Chances are, you’ve snored at least once in your life. Whether you know it or not.
It’s estimated that about half of people have snored at some point in their lives, though the number of habitual snorers is less and more dependent upon gender. If you’ve ever woken yourself up snoring or been kicked in the night by your significant other, here’s what you need to know about the common causes of chronic snoring.
What is snoring?
How a snore happens physically is relatively simple. It is caused by a vibration of the soft tissues in the throat. As we relax into sleep, the muscles supporting these soft structures also relax. As air is inhaled and exhaled, it may vibrate structures such as soft palate at the very back top of the mouth, the sides of the throat, uvula and occasionally the epiglottis.
In some cases, snoring is more than just snoring. This condition is called obstructive sleep apnea. Those with obstructive sleep apnea don’t merely snore, but also have a blockage of breathing at night. This blockage can create problems with sleep and is linked to serious health concerns such as Type 2 diabetes and heart attacks. Approximately 3 percent of normal weight individuals and over 20 percent of obese individuals suffer from sleep apnea.
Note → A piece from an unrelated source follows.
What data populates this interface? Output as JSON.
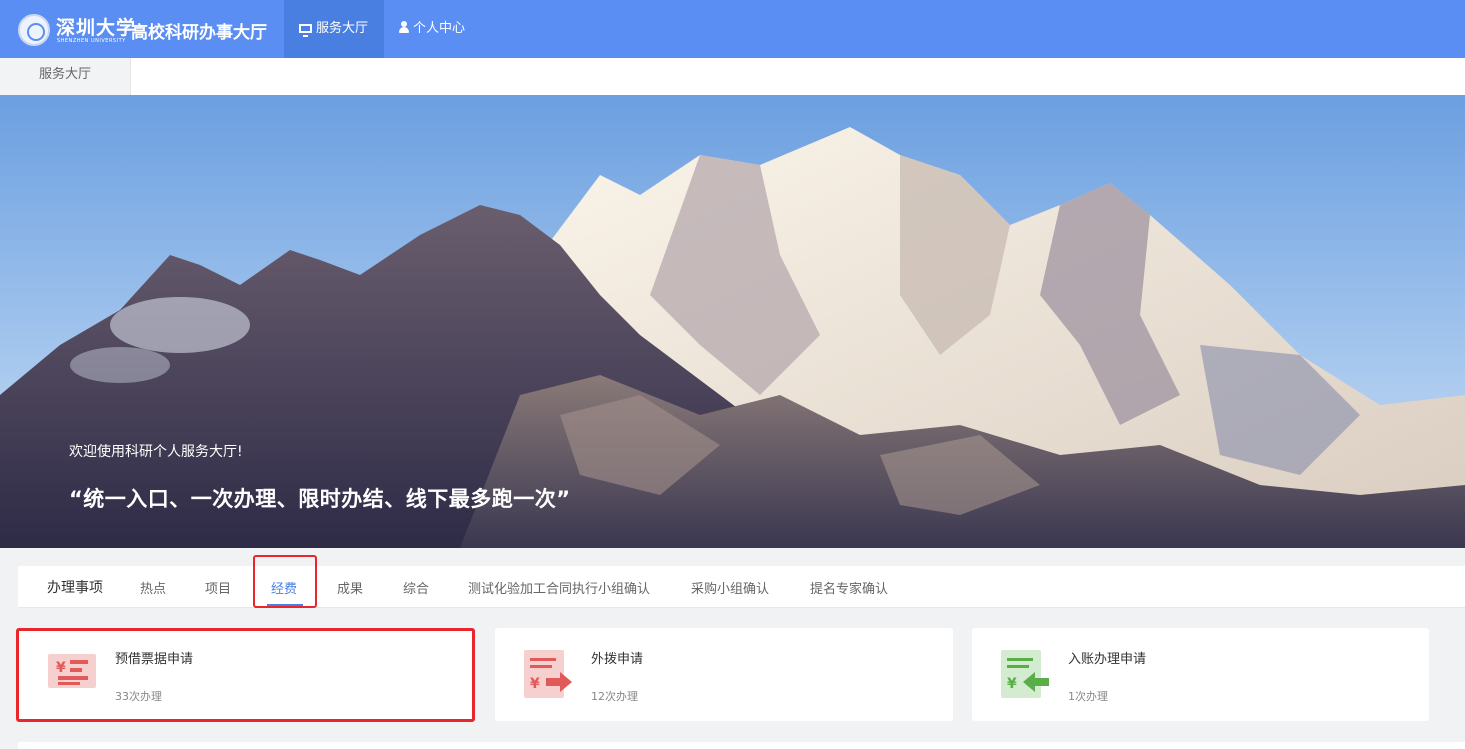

If you or someone you know is waking up fatigued after a night of snoring, check with your doctor to rule out sleep apnea.
Common causes of snoring
Some people may naturally have the gift of snoring, but there are also several things that can increase the likelihood of snoring.
Being a man – That’s right, gentlemen, you are more likely to snore than the ladies out there. At least before women go through menopause. Experts believe this difference relates back to some of the physical differences between men and women.
Drinking alcohol – Anyone who’s had a drink or two in the evening (or whose partner has) can confirm this as a common cause of snoring. This is thanks to the muscle-relaxing effects of alcohol. Regular alcohol consumption can be a recipe for chronic snoring.
Obstructed airway – In many cases of chronic snoring, an obstructed airway may be to blame. When air does not have a free pathway in or out, it can cause the breath to become more turbulent and more likely to vibrate the soft tissues of the throat and mouth. Obstructed airways may be temporary or due to a difference in anatomy and causes can include: